James also watched the documentary Cowspiracy. Already eco-friendly, he says he realised going vegan wouldn’t just help his health, but the environment too. But it was mostly his compassion towards animals that stopped him from eating meat: “It all became very gross overnight, which was weird.”

The therapist reveals that by ditching meat, he not only feels positive but energised too. When discussing his mental health, James could not be any happier.

“I always say to myself: ‘The only person that’s getting hurt is me’ and I really like that,” he says. He also ensures he is eating more vegetables, revealing how giving up meat has made him more energetic than before: “I don’t get that slump anymore. And having a healthy body is all linked, so I agree that it does help your mental health.”

You don’t feel that guilt

The Nutritional Journal suggests vegetarians may be happier than meat-eaters. Additionally, the National Bureau of Economic Research found a correlation between eating fruits and vegetables and having a “high wellbeing”.

Natasha Tyler is the founder of the UK’s first vegan, natural, and sustainable shop, The Kind Store. “By going vegan, I felt like a weight had been lifted,” says Tyler.

The entrepreneur doesn’t believe in giving money to industries she disagrees with. By boycotting animal-based products, Tyler feels she is helping reduce the demand and production of meat.

“You feel lighter. The choices you’re making are having a positive impact on animals’ lives and hopefully reducing the amount that are being killed,” she explains.

She was also able to realise that the underlying sense of superiority against animals is gone: “It is just that feeling of thinking you’re equal to everything else, you’re not better, and I just think that puts you into a better place for no matter what comes at you in life.”

Veganism can help with existing mental health conditions

After considering turning to a vegan diet, Sierra Hazelton, a psychology student and vegan influencer, went vegan after watching Cowspiracy. She was also 18 years old when she was officially diagnosed with depression.

“My mental health wasn’t very good, but I was also younger at the time, so I don’t know whether that had anything to do with it,” says Hazelton. Despite taking medication for her depression, Hazelton reveals that her diet change has helped her a lot mentally. “It was definitely a lot worse than it is now,” she says.

Many studies have been conducted to determine whether there is a positive correlation between veganism and mental health. In 2015, a study published in the American Journal of Health Promotion examined whether a plant-based diet could improve depression, anxiety and productivity.
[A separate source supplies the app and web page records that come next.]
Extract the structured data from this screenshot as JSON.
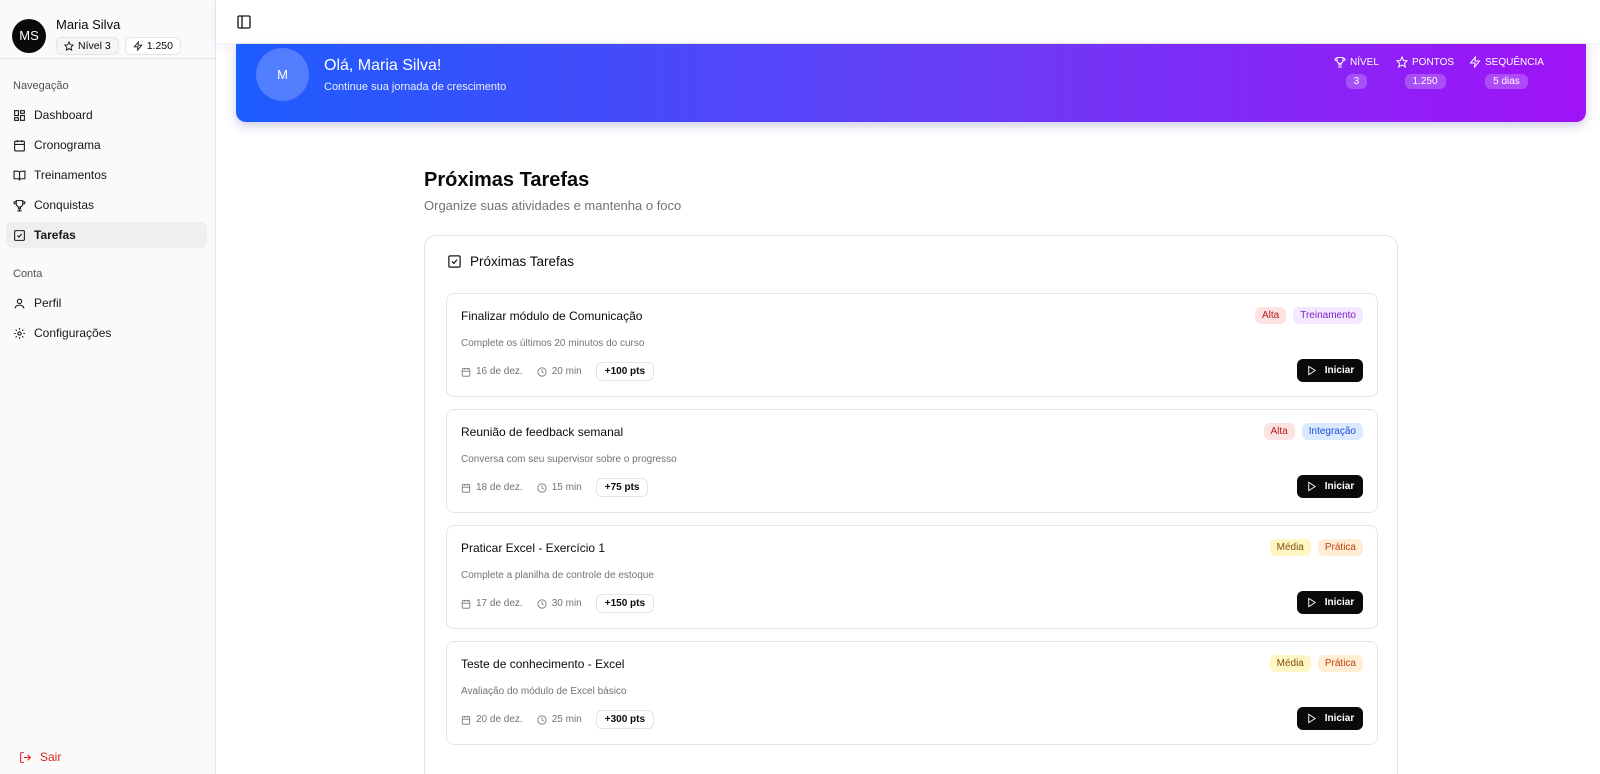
{
  "user": {
    "initials": "MS",
    "name": "Maria Silva",
    "level": "Nível 3",
    "points": "1.250"
  },
  "nav": {
    "section_label": "Navegação",
    "items": [
      {
        "label": "Dashboard",
        "icon": "dashboard-icon"
      },
      {
        "label": "Cronograma",
        "icon": "calendar-icon"
      },
      {
        "label": "Treinamentos",
        "icon": "book-icon"
      },
      {
        "label": "Conquistas",
        "icon": "trophy-icon"
      },
      {
        "label": "Tarefas",
        "icon": "checkbox-icon",
        "active": true
      }
    ]
  },
  "account": {
    "section_label": "Conta",
    "items": [
      {
        "label": "Perfil",
        "icon": "user-icon"
      },
      {
        "label": "Configurações",
        "icon": "gear-icon"
      }
    ],
    "logout_label": "Sair"
  },
  "hero": {
    "avatar_initial": "M",
    "greeting": "Olá, Maria Silva!",
    "subtitle": "Continue sua jornada de crescimento",
    "stats": [
      {
        "label": "NÍVEL",
        "value": "3",
        "icon": "trophy-icon"
      },
      {
        "label": "PONTOS",
        "value": "1.250",
        "icon": "star-icon"
      },
      {
        "label": "SEQUÊNCIA",
        "value": "5 dias",
        "icon": "zap-icon"
      }
    ]
  },
  "page": {
    "title": "Próximas Tarefas",
    "subtitle": "Organize suas atividades e mantenha o foco",
    "card_title": "Próximas Tarefas",
    "start_label": "Iniciar"
  },
  "tasks": [
    {
      "title": "Finalizar módulo de Comunicação",
      "description": "Complete os últimos 20 minutos do curso",
      "date": "16 de dez.",
      "duration": "20 min",
      "points": "+100 pts",
      "priority": "Alta",
      "category": "Treinamento"
    },
    {
      "title": "Reunião de feedback semanal",
      "description": "Conversa com seu supervisor sobre o progresso",
      "date": "18 de dez.",
      "duration": "15 min",
      "points": "+75 pts",
      "priority": "Alta",
      "category": "Integração"
    },
    {
      "title": "Praticar Excel - Exercício 1",
      "description": "Complete a planilha de controle de estoque",
      "date": "17 de dez.",
      "duration": "30 min",
      "points": "+150 pts",
      "priority": "Média",
      "category": "Prática"
    },
    {
      "title": "Teste de conhecimento - Excel",
      "description": "Avaliação do módulo de Excel básico",
      "date": "20 de dez.",
      "duration": "25 min",
      "points": "+300 pts",
      "priority": "Média",
      "category": "Prática"
    }
  ],
  "colors": {
    "hero_start": "#1d5cff",
    "hero_end": "#a012f7",
    "primary_button": "#0a0a0a",
    "logout": "#dc2626"
  }
}
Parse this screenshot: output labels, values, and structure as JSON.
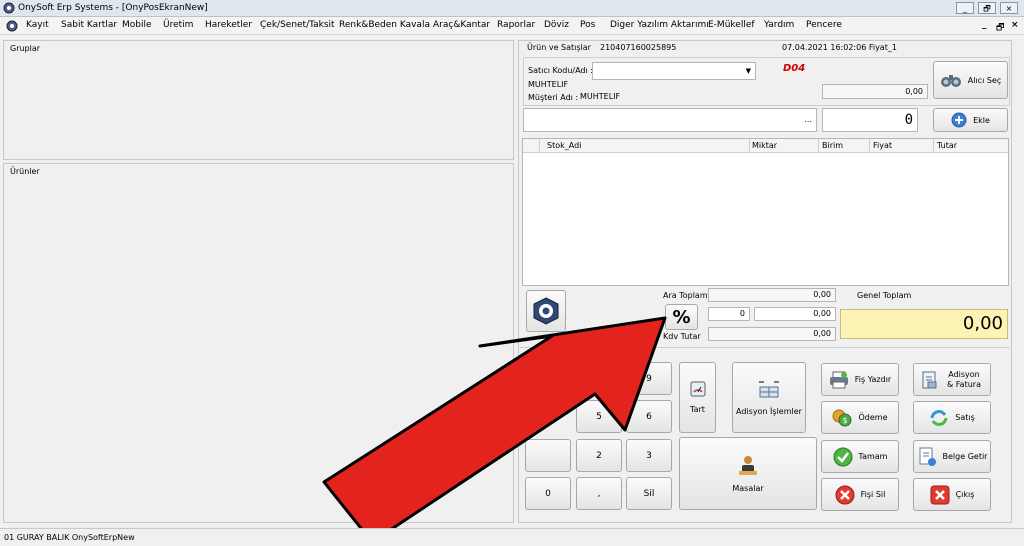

Some participants were told to follow a vegan diet for 18 weeks, while others were told otherwise and had to fill out a questionnaire about their moods. The examination concluded that the group that followed the vegan diet reported a significant improvement in its depression, anxiety and productivity compared to the other participants.

Another study published in Nutritional Neuroscience found that out of the 800 participants, vegans and some vegetarians reported less stress and anxiety than their meat-eating counterparts. This study was the first large-scale investigation of how plant-based diets may impact mental health.

James, Tyler and Hazelton all claim that going vegan has benefited their mental health in many different ways. All three have revealed they take supplements (mainly iron and B12) to make up for what they are not obtaining in their everyday meals.

Although the latest study may suggest otherwise, vegans can follow the diet and have a positive mindset. This should be a diet that is rich in the vitamins needed to maintain good mental health. However, it is important to remember that regardless of what diet you follow, you should eat the right foods and seek the appropriate guidance to take care of yourself and your mind.

Anam
Anam Alam
Anam is a freelance writer for The Vegan Review and a student studying journalism. She is a passionate writer who possesses a range of skills ranging from audio, video, editorial and creative writing. Her goal is to educate the public and the world with stories that she feels need to be talked more about in society.